It’s hot, so hot the weather is the news. In the last five days in Paris we’ve been sweltering in temperatures ferociously close to 40 degrees C (104F) as a result of hot air blowing in from the Sahara baking Europe. The first week of July is early for our first official heat wave of the summer – that means high temperatures are recorded for 3 consecutive days – and the public health authorities were very prompt in launching “heat wave safety” alerts. The temporary beaches alongside the Seine are not set up yet and Paris hasn’t yet emptied out for the summer holidays; that won’t happen until August when many small businesses close up for a few weeks. The summer sales are in full swing so the shops are busy, but thankfully air-conditioned. Shopping is definitely a cool thing to do.
Right now we are fondly reminiscing on our recent weekend in Hamburg to cheer on the runners in the Hamburg half marathon. Not only were our dear Kiwi Hamburger and her boyfriend competing, but the weather was a comfortable 20-ish degrees with sunshine and puffy white clouds. The parental cheer leading squad stationed themselves on the looped section of the run so we cheered them through 4km and then 9km before jumping on the U-bahn to head out to the finish and wave and cheer them through the last kilometre. A happy posse of proud parents and tired but happy competitors were reunited after the finish line.
As for knitting in this weather, I’ve had to temporarily abandon one knitting project, Penguono a colourful kimono-styled jacket, for a lighter project that won’t cause me to self combust. My new Rattan shawl project is a treat for me in several ways; I’m knitting with Zealana Air yarn from New Zealand, the pattern designer is from NZ and I’m knitting as part of a virtual KAL, a knit-a-long, led by Libby the designer, so I’m feeling the kiwi vibes with this one. However even with this gorgeous light-as-a-feather yarn I couldn’t knit on the hottest days, my sweaty hands just could not manipulate the sticks and thread at all.

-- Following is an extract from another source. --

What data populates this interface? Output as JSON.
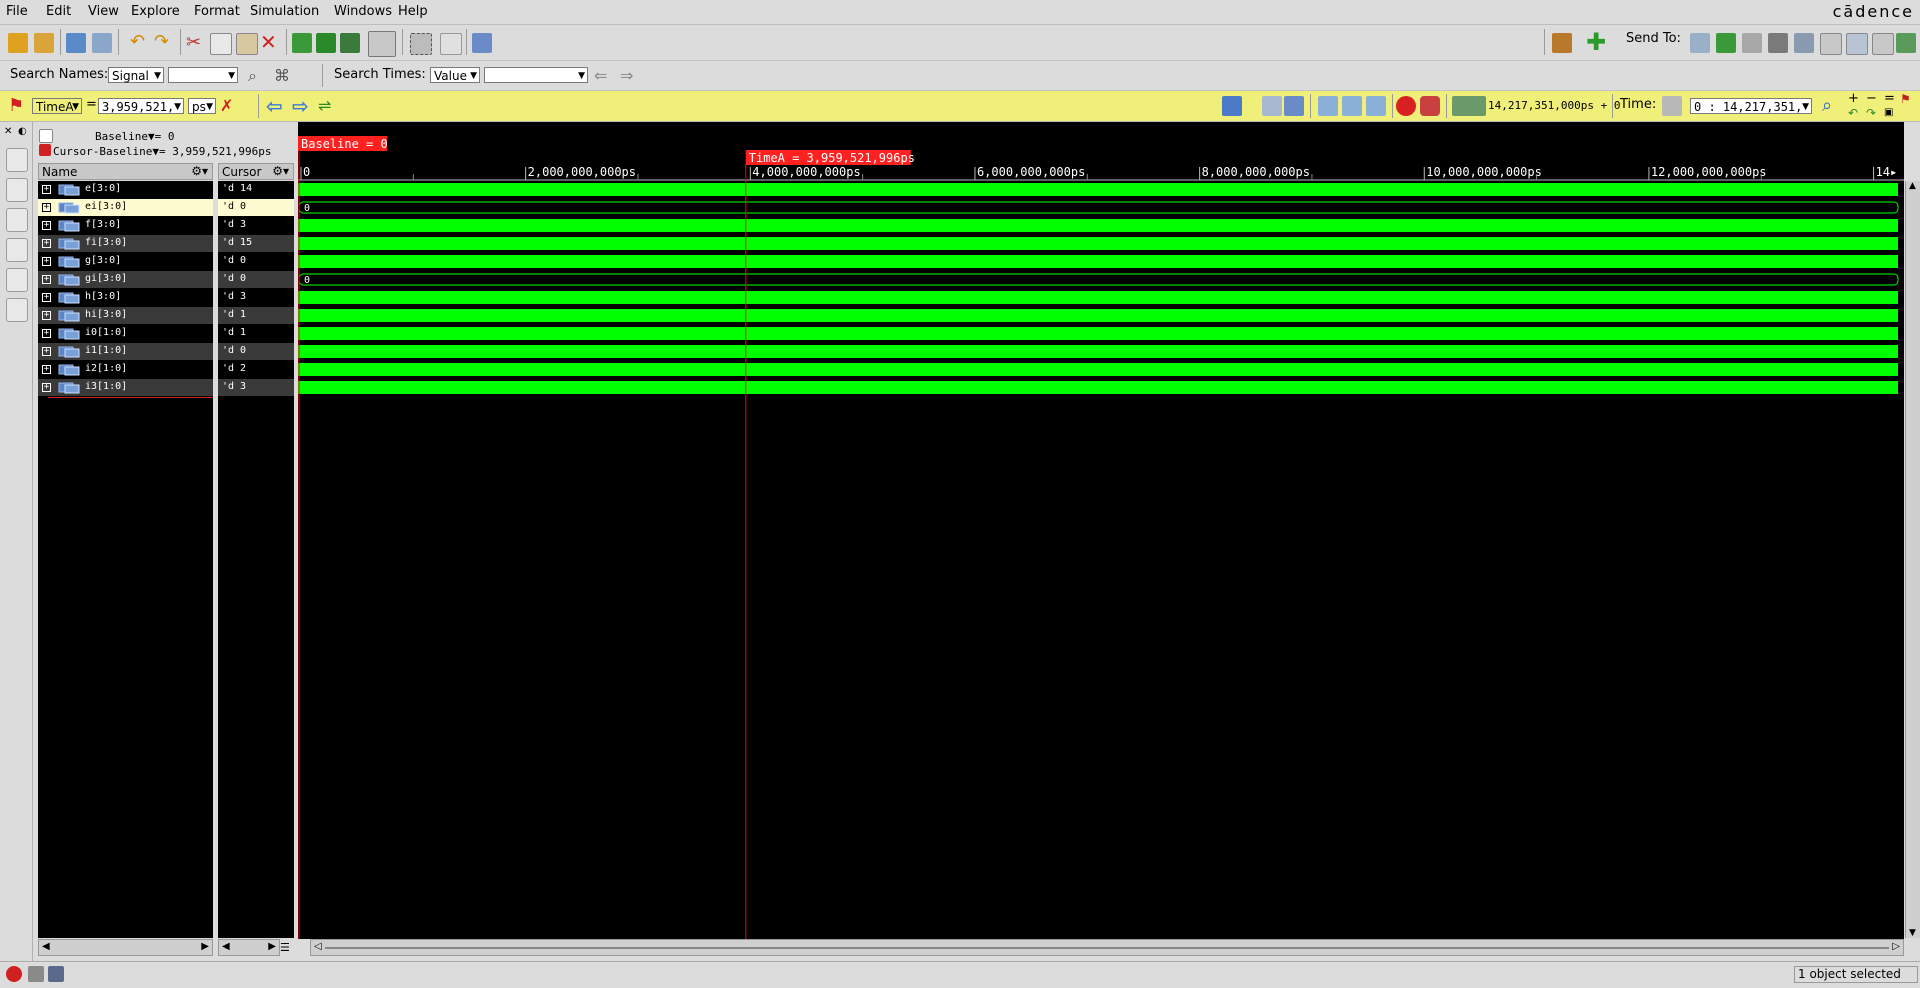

Thankfully the hottest days have passed and we have some respite before the next blast from the Sahara. A little knitting is on the agenda again and hopefully the stores will replenish their stock of fans.